◆ **Task to complete**:
Please copy each line in the records below that contains the string "rest".

Stored dataset items:
■ ■ ■ ■ ■

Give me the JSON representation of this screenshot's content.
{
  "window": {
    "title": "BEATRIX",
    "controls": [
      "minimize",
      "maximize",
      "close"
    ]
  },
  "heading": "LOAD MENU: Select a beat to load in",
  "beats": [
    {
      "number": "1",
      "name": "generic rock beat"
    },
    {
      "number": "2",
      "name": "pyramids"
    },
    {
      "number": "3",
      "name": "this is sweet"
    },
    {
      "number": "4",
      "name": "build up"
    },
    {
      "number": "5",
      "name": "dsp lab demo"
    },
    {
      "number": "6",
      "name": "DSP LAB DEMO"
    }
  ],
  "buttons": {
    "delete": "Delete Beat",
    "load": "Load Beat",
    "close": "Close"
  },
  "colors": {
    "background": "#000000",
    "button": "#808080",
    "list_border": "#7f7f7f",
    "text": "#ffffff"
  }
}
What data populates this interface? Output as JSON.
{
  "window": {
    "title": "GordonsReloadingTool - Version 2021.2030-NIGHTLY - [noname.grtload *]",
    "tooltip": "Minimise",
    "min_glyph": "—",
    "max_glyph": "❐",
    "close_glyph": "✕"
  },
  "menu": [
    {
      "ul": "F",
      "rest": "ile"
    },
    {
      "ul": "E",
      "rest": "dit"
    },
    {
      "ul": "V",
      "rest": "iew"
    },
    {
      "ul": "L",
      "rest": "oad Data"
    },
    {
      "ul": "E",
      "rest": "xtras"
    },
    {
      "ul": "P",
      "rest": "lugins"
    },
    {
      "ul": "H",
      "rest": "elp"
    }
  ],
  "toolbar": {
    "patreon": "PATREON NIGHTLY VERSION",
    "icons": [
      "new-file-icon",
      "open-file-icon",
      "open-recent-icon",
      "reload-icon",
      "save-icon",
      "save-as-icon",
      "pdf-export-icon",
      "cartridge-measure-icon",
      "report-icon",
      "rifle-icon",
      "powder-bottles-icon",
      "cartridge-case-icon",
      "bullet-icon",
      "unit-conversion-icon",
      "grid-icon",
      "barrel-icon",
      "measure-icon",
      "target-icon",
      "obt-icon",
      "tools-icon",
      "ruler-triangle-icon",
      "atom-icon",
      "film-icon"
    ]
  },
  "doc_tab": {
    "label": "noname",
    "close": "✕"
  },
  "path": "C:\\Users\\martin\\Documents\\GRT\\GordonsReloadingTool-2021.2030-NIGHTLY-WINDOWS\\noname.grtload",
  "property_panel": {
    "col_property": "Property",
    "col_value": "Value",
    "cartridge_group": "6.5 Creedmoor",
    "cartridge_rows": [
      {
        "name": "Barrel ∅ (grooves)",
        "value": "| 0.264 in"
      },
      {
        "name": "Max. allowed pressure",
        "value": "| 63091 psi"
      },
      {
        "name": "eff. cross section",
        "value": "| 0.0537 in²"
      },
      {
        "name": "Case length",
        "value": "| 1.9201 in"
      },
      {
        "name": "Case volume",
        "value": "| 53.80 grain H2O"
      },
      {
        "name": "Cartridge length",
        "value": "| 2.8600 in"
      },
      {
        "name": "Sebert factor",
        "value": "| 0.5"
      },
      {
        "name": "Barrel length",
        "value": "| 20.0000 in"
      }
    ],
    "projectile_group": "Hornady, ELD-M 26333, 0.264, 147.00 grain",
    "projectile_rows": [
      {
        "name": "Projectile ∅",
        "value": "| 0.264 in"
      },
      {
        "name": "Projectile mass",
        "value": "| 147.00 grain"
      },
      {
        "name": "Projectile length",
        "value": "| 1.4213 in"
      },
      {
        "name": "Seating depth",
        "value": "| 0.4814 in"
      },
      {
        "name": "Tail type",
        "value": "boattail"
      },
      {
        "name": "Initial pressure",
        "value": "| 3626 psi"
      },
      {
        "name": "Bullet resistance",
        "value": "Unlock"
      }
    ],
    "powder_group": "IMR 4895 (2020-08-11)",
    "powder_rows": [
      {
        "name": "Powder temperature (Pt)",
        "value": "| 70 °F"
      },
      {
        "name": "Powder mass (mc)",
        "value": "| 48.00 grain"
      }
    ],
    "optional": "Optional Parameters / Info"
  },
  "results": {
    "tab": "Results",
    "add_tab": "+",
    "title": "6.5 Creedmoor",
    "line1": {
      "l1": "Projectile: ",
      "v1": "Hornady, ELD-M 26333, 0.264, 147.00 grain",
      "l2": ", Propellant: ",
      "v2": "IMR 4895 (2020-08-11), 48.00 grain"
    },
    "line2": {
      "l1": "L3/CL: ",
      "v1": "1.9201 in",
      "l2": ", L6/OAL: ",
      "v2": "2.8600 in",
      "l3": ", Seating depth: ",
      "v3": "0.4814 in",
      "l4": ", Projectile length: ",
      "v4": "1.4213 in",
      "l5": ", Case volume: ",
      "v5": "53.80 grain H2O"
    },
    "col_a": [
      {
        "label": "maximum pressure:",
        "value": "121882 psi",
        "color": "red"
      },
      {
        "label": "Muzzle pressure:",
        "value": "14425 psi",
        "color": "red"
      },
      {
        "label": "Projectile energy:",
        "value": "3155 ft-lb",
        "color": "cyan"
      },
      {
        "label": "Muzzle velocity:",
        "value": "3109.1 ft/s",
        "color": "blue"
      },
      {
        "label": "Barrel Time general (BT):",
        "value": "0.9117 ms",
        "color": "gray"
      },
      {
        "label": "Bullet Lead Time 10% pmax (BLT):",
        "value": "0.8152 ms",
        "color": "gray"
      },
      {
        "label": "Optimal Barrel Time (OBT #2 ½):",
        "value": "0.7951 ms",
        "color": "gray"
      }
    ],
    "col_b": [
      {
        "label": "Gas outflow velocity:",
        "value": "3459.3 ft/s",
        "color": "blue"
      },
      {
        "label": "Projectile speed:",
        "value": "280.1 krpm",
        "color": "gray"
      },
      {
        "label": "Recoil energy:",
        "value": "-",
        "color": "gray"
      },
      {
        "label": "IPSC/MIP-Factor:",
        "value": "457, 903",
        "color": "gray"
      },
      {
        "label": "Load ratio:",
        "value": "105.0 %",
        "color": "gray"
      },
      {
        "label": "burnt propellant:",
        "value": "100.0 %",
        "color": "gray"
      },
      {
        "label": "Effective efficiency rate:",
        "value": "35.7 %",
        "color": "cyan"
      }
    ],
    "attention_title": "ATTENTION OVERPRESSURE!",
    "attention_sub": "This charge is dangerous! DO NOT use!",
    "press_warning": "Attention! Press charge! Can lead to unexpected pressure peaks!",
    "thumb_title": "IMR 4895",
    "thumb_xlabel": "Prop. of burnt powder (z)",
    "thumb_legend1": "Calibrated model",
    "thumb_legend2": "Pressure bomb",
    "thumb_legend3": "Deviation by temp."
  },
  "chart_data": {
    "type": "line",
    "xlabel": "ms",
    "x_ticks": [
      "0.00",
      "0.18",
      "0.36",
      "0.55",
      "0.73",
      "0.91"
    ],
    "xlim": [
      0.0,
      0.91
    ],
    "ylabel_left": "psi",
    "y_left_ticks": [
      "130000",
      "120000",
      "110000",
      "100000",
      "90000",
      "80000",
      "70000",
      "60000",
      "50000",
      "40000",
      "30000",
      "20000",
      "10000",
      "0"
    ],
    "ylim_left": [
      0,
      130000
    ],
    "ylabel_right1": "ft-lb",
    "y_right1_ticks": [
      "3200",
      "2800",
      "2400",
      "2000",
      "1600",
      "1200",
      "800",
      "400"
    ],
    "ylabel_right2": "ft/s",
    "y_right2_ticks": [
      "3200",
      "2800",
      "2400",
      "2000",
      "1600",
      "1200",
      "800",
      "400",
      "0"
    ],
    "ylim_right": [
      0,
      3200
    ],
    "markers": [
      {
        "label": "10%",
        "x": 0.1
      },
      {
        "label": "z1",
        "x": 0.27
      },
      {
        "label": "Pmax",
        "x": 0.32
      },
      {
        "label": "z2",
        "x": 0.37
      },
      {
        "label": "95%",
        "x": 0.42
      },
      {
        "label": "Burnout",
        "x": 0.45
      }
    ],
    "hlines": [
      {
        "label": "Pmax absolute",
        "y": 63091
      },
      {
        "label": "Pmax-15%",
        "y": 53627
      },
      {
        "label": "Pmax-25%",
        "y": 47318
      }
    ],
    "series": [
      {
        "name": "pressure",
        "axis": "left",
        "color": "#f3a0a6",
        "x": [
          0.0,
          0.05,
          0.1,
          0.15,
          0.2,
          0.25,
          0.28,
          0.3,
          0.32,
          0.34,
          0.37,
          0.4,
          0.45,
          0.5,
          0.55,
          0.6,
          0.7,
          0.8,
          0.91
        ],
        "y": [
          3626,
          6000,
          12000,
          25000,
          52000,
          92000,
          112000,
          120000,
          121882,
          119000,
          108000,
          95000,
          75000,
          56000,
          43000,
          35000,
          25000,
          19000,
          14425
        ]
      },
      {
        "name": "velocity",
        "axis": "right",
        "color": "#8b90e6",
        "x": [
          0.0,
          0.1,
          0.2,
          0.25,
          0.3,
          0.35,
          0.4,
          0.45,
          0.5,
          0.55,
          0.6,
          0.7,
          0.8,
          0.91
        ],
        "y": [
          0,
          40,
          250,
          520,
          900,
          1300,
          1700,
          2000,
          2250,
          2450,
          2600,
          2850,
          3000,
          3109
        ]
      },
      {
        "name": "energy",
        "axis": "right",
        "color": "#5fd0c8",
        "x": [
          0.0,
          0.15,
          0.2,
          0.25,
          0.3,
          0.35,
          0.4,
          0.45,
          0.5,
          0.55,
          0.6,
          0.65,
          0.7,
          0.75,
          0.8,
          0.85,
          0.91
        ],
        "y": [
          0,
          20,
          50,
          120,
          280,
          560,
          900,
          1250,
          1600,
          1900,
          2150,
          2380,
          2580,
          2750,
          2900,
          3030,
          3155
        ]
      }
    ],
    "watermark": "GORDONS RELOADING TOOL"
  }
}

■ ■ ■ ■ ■

◆ **Task solution**:
      "rest": "ile"
      "rest": "dit"
      "rest": "iew"
      "rest": "oad Data"
      "rest": "xtras"
      "rest": "lugins"
      "rest": "elp"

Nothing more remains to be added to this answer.